The answer should consist of every line in the material below that has the word "Guest".

Data for this task:
⁂

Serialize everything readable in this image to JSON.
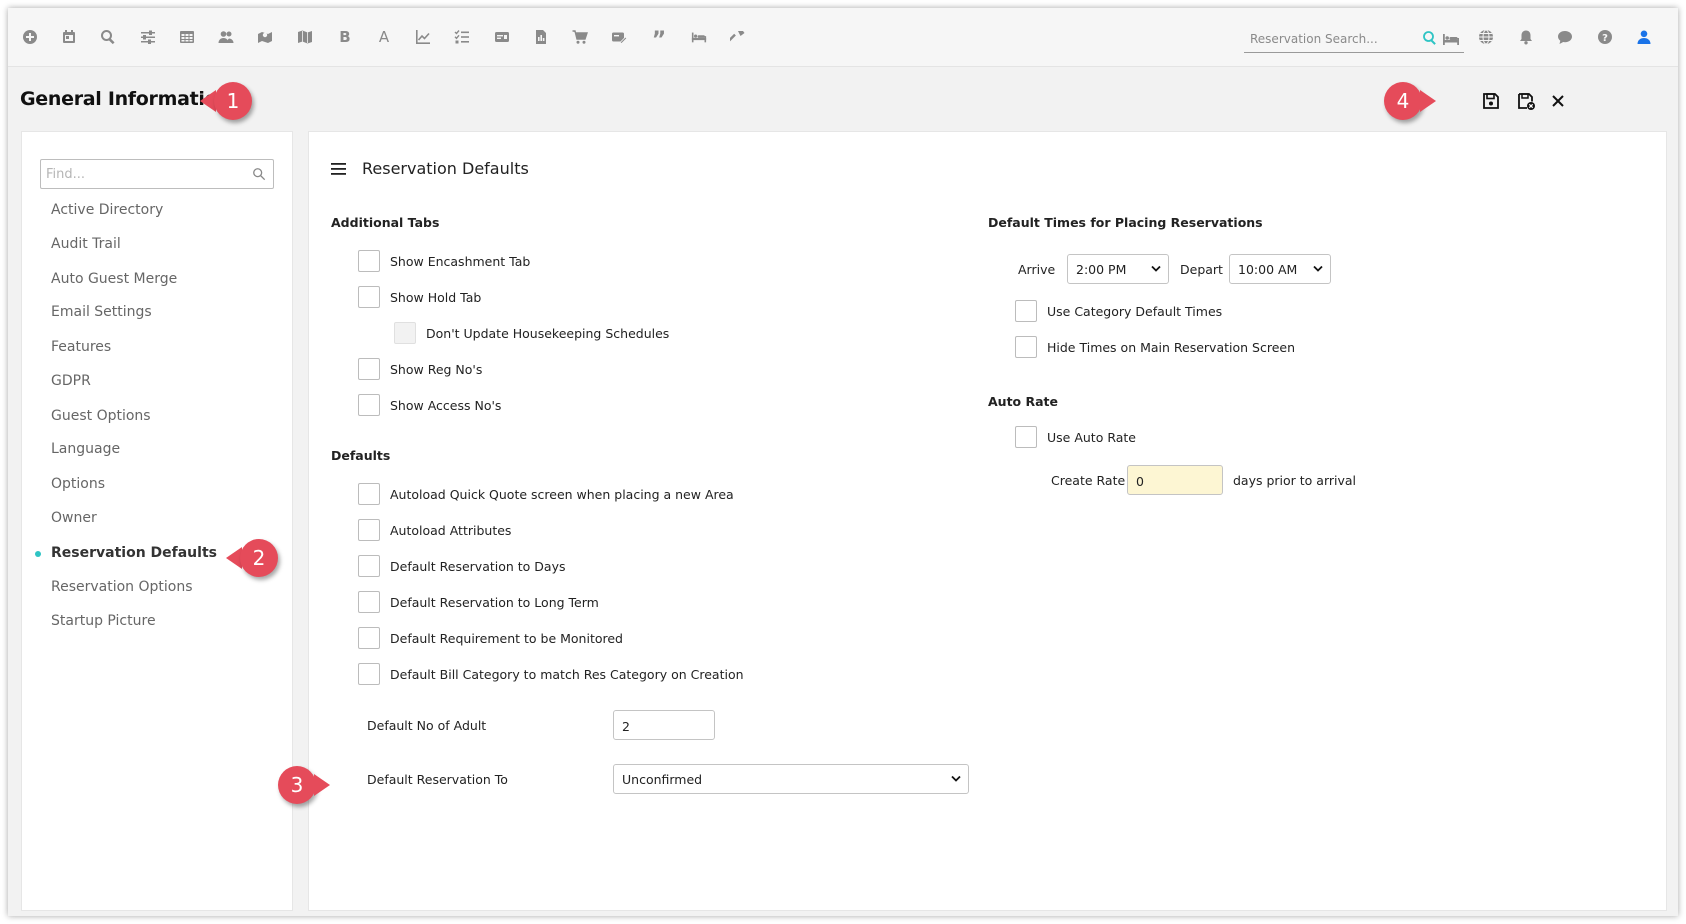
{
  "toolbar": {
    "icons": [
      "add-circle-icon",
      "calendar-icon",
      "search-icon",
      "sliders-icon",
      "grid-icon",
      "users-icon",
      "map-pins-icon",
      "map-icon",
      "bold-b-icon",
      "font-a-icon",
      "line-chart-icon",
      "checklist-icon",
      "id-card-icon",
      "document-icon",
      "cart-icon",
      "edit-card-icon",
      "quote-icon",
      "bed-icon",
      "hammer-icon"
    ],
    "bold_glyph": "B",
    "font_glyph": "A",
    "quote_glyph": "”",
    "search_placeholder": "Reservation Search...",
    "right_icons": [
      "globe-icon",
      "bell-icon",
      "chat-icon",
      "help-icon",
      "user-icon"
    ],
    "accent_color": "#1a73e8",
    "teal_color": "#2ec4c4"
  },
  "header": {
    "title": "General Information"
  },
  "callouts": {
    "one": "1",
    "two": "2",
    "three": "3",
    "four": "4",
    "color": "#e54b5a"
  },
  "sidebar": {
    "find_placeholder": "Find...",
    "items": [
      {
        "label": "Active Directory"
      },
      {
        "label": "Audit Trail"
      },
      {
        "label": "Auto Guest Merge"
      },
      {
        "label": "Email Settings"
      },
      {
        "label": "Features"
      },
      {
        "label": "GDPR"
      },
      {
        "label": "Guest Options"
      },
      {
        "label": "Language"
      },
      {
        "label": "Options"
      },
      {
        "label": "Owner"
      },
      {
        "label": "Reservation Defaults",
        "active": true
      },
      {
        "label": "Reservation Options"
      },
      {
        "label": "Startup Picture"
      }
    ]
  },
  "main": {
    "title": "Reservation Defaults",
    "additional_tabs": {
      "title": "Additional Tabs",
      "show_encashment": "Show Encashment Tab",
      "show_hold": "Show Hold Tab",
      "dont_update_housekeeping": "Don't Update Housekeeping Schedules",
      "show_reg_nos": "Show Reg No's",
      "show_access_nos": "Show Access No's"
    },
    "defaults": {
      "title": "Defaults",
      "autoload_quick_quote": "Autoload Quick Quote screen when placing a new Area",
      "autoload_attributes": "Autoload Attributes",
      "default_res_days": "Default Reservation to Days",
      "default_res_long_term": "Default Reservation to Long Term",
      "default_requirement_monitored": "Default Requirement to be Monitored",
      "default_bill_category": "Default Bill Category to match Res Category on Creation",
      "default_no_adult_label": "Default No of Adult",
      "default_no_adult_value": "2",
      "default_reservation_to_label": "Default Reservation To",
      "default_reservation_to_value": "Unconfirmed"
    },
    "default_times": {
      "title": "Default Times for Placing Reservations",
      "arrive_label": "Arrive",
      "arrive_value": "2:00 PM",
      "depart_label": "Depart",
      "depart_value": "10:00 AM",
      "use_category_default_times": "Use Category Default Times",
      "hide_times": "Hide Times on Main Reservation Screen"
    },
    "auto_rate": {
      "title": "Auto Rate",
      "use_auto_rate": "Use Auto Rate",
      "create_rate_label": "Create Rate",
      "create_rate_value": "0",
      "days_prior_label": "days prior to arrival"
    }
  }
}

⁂

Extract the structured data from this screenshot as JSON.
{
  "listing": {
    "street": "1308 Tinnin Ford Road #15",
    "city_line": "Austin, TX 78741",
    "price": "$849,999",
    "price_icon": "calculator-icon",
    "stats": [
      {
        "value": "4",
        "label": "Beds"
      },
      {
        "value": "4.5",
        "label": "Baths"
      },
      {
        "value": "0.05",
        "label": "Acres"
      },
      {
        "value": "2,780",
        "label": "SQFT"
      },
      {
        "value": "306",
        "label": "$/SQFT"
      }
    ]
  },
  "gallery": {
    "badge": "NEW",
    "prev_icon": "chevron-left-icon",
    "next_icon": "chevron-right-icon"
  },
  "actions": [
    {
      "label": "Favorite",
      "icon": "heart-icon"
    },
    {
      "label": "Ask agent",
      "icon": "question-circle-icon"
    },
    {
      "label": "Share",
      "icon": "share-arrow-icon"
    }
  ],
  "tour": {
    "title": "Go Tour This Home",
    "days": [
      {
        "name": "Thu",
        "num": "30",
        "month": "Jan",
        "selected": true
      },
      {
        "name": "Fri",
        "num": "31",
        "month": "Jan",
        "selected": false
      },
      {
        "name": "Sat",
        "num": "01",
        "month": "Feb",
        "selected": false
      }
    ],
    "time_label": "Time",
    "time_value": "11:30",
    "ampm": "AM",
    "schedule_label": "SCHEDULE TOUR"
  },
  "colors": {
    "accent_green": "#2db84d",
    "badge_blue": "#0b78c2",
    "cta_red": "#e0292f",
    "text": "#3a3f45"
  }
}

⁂

Response to the exercise:
        "label": "Auto Guest Merge"
        "label": "Guest Options"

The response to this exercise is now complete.